Building Skills Beyond Books

Overall, lesson content encompassed business, citizenship, economics, and financial literacy, while learning outcomes included taking initiative, decision-making, financial capability, and problem-solving. Students were treated to classroom experiences beyond the everyday lessons and learned about valuable STEM-related concepts in great depth through discussions, games, and other hands-on activities. At the end of each Lights of Our Future program in Singapore, students were able to understand the environmental challenges that their society faced, observed how science is used to design solutions in the real world, practice brainstorming and out-of-the-box thinking, were able to make realistic suggestions for new solutions or to improve existing practices to solve challenges in their environments, and initiate conversations on the roles they can play to reduce their environmental footprints.


In its first year, the pilot program, Lights of Our Future served 217 students in one school. The next year, the program expanded to three schools and served 691 students in year two, followed by 617 students in three schools in year three. At the conclusion of the programs in the first and second years, students were asked to come up with ideas about what they could do to achieve sustainable living by saving energy. With saving energy often comes financial savings, giving students a more tangible idea of additional benefits to saving energy. Ideas included walking, using self-driving vehicles, taking public transportation, and more. The goal of the end project was to include the entrepreneurial and financial literacy pillars of the JA program, as well as allow students to explore different ideas and use their creativity.

In year three, the program lessons were more or less identical, but the final project goal was more specific: If students were given $500, how would they use those funds to protect the earth? They might propose limiting water or energy usage, new methods for waste reduction, or something else. After the six lessons, students broke into teams of three or four and submitted their projects. Proposals could be presented as scrapbooks, PowerPoint presentations, posters, handicrafts, videos, photographs, or other visual representation. JA Singapore staff reviewed the projects and chose the top three from each school, and then held a competition where the students presented their ideas to a panel of judges, which included school principals, the schools’ heads of science, JA Singapore president Hau Yee Ng, and a representative of the NEA.


Competition objectives included helping students understand the value of money—particularly how creating a sustainable environment may involve initial cost but result in savings in the long run; creating greater awareness of the surrounding environment, promoting creativity by letting imaginations explore and create ideas about sustainability ideas and the freestyle proposal format; encouraging students to put what they learn into practice; promoting teamwork; and building confidence through public speaking and friendly competition.

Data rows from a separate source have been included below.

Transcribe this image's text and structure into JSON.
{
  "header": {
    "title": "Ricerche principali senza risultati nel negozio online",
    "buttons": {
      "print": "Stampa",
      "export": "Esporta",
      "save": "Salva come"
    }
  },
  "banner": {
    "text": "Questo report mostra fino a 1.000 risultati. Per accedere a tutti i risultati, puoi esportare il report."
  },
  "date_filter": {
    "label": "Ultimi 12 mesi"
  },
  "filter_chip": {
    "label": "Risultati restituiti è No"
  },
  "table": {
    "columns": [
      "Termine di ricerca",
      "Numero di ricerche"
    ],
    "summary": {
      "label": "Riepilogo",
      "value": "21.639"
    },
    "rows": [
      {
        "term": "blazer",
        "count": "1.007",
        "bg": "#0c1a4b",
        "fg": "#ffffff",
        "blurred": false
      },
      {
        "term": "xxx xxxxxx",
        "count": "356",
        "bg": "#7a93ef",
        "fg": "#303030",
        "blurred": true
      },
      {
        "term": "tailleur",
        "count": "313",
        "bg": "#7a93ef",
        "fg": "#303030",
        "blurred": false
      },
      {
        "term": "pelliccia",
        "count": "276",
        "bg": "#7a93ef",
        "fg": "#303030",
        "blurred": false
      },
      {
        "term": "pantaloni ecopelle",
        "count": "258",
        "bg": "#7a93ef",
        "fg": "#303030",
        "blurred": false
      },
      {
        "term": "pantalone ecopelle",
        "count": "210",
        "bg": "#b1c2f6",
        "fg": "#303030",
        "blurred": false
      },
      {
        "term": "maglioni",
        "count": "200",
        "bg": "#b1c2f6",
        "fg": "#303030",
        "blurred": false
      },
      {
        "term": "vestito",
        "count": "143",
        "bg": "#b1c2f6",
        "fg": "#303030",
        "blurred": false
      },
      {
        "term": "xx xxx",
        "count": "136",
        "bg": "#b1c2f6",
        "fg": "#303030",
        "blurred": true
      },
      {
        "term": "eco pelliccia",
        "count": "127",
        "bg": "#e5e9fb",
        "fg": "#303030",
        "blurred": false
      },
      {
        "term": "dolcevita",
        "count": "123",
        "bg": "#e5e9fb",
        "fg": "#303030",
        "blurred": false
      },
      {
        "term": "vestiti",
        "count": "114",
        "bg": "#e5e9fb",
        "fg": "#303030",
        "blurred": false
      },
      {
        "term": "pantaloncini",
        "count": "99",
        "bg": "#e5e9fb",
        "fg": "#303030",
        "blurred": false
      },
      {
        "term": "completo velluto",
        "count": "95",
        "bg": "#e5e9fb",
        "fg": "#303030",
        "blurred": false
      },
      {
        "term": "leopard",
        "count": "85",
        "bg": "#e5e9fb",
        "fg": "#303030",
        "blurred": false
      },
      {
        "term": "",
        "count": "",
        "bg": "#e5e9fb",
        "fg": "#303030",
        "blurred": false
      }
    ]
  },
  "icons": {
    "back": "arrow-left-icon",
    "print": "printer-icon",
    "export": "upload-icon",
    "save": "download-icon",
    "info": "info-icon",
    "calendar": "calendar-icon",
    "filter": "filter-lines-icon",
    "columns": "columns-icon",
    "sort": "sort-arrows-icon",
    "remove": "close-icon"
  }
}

Judging criteria looked at the how implementable an idea was, the level of creativity, measurability of the proposed project, monetary savings, and visual design. The top teams from each school received certificates of achievement, and the top three winners of the overall competition received medals and cash prizes courtesy of SABIC. The first-year winners—The Green Ambassadors from Queenstown Primary School—proposed using $500 to purchase and distribute reusable food containers to the students in their school that could be used to bring lunches from home or on which lunch could be served. The containers would eliminate the need for disposable plates in the lunchroom as well as disposable take-away containers.

Expanding Lights of Our Future

SABIC is working with JA offices around the world to bring different iterations of Lights of Our Future to more JA students. In 2019 and 2020, JA students in Belgium, Brazil, China, Egypt, France, Italy, Kenya, Lebanon, Luxembourg, Morocco, Oman, Pakistan, Saudi Arabia, South Africa, South Korea, Spain, Turkey, United Arab Emirates, the United Kingdom, the United States, and Vietnam will get to meet and work with SABIC employee volunteers and learn about issues vital to their own societies and the world at large.